  3. Execute permission gives the authority to execute a program. In Windows, an executable program usually has an extension “.exe” and which you can easily run. In Unix/Linux, you cannot run a program unless the execute permission is set. If the execute permission is not set, you might still be able to see/modify the program code (provided read & write permissions are set), but not run it.

To summarize this, the Owner assigned permissions on every File and Directory.

Some Examples

ls -l

The highlighted “-rw-rw-r–“ code is the one that tells us the permission given to owner, group or the world.

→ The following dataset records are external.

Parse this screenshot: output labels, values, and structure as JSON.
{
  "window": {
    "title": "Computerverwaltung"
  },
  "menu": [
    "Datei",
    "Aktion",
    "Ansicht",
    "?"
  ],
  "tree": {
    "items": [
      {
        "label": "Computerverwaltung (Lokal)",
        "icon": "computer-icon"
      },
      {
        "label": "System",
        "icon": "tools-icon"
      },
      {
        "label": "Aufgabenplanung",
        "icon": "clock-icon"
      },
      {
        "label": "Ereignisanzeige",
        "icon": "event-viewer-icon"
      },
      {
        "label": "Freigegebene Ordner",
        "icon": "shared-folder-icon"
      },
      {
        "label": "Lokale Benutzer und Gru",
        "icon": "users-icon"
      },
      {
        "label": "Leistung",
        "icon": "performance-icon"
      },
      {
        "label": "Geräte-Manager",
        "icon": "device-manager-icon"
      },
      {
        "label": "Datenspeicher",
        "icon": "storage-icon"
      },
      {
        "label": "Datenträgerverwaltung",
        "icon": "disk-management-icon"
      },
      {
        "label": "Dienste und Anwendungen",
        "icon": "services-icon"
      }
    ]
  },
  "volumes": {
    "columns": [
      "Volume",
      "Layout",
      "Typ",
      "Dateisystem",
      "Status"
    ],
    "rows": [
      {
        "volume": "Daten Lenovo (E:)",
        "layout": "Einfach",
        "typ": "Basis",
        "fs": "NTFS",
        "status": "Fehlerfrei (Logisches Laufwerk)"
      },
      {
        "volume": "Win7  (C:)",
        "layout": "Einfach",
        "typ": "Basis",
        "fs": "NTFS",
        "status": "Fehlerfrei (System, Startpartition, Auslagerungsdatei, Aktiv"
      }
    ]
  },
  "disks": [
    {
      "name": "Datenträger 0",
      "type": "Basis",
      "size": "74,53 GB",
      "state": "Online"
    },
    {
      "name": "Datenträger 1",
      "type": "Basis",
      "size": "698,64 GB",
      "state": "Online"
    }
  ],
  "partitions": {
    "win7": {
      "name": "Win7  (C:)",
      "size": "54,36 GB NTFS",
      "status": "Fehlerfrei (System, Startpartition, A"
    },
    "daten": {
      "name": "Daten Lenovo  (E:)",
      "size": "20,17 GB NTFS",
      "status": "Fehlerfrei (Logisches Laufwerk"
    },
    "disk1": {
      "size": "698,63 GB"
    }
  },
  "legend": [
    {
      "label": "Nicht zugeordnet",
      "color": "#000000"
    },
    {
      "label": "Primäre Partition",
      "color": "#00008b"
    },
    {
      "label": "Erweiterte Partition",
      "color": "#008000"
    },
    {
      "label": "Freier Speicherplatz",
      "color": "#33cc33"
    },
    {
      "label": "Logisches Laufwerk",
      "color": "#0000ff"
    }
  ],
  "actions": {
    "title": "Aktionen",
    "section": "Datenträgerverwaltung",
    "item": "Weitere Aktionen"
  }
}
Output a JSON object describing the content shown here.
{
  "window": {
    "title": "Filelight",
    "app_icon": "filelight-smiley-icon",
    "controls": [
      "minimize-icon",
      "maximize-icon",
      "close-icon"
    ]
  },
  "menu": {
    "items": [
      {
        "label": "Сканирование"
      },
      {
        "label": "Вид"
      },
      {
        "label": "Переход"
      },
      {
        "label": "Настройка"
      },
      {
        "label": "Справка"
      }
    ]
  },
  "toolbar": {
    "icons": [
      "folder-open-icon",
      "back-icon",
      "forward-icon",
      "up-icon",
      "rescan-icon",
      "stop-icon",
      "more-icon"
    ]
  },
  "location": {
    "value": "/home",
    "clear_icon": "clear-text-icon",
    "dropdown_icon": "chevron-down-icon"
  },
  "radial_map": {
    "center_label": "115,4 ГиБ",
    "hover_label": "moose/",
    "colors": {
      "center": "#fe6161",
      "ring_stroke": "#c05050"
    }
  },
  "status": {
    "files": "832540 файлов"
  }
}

The first ‘‘ tells us that we have selected a file.

If this were a directory, d would be shown here;

The characters are pretty easy to remember.

r = read permission
w = write permission
x = execute permission
 = no permission

Let’s read and understand our sample file;

The first part of the code is ‘rw-‘. This is for the user. This tells us that the user can:

  • Read the file
  • Write or edit the file
  • He cannot execute the file since the execute bit is set to ‘-‘.

The second part is ‘rw-‘. This is for the user group for example ‘Home’. Group-members can:

  • Read the file
  • Write or edit the file

The third part is for the world which means any user. It says ‘r–‘. This means the user can only:

  • Read the file

Changing file/directory permission using ‘chmod’ command

To restrict user access (owner, group and the world) to files and folders we will use permissions (read, write, execute) using chmod  (change mode) command.

chmod permissions filename

We can use Absolute (Numeric) mode or Symbolic mode to do this.

In Absolute mode, file permissions are not represented as characters but three-digit octal number. Here is a table that shows all possible permission types.

NumberPermission TypeSymbol
0No Permission
3Execute + Write-wx
5Read + Executer-x
6Read +Writerw-
7Read + Write +Executerwx

Some Example

Checking current file permission;

chmod 764 and checking permission again;

chmod 764 MySmpleFile.txt

764 absolute code means;

Owner can read, write and execute (7). Usergroup can read and write (6). World can only read (4). This is shown as ‘-rwxrw-r–. In this mode we change permission for all 3 owners.

In Symbolic mode we change permissions of specific owner. It uses mathematical symbols.

+Adds permission to a file or directory
Removes the permission
=Sets the permission and overrides earlier permissions set

The owners are represented as;


Permission is set using characters like rwx. Here is an example;

Reset permission for this step;

chmod 664 MySmpleFile.txt

Current file permission

Setting permission to ‘other users’ AKA ‘world’ users

chmod o=rwx MySmpleFile.txt

Adding ‘Execute’ permission to usergroup.

chmod g+x MySmpleFile.txt

Removing ‘read’ permission for ‘user’

chmod u-r MySmpleFile.txt

For changing ownership and group of a file/directory, we use this command;

chown user filename

If we want to change the user and group for a file / directory, we use this command;

chown user:group filename

Here are examples;

Reset permission for this step;

chmod 664 MySmpleFile.txt

Check the current file ownership

Change file owner to pihole.

chown tanolis MySmpleFile.txt

Change file group to tanolis

In case, you don’t have the group, use this command to create one;

groupadd tanolis

change user and group back to root

In case we want to change group-owner only, we use this command;

chgrp group_name filename

‘chgrp’ stands for change roup.

Check current file group owner

Change the group owner to tanolis

Some key commands

The file /etc/group contains all the groups defined in the system

cat /etc/group

You can use the command “groups” to find all the groups user is member of.

You cannot have 2 groups owning the same file.

You do not have nested groups in Linux. One group cannot be sub-group of other

x- eXecuting a directory means Being allowed to “enter” a dir and gain possible access to sub-dirs.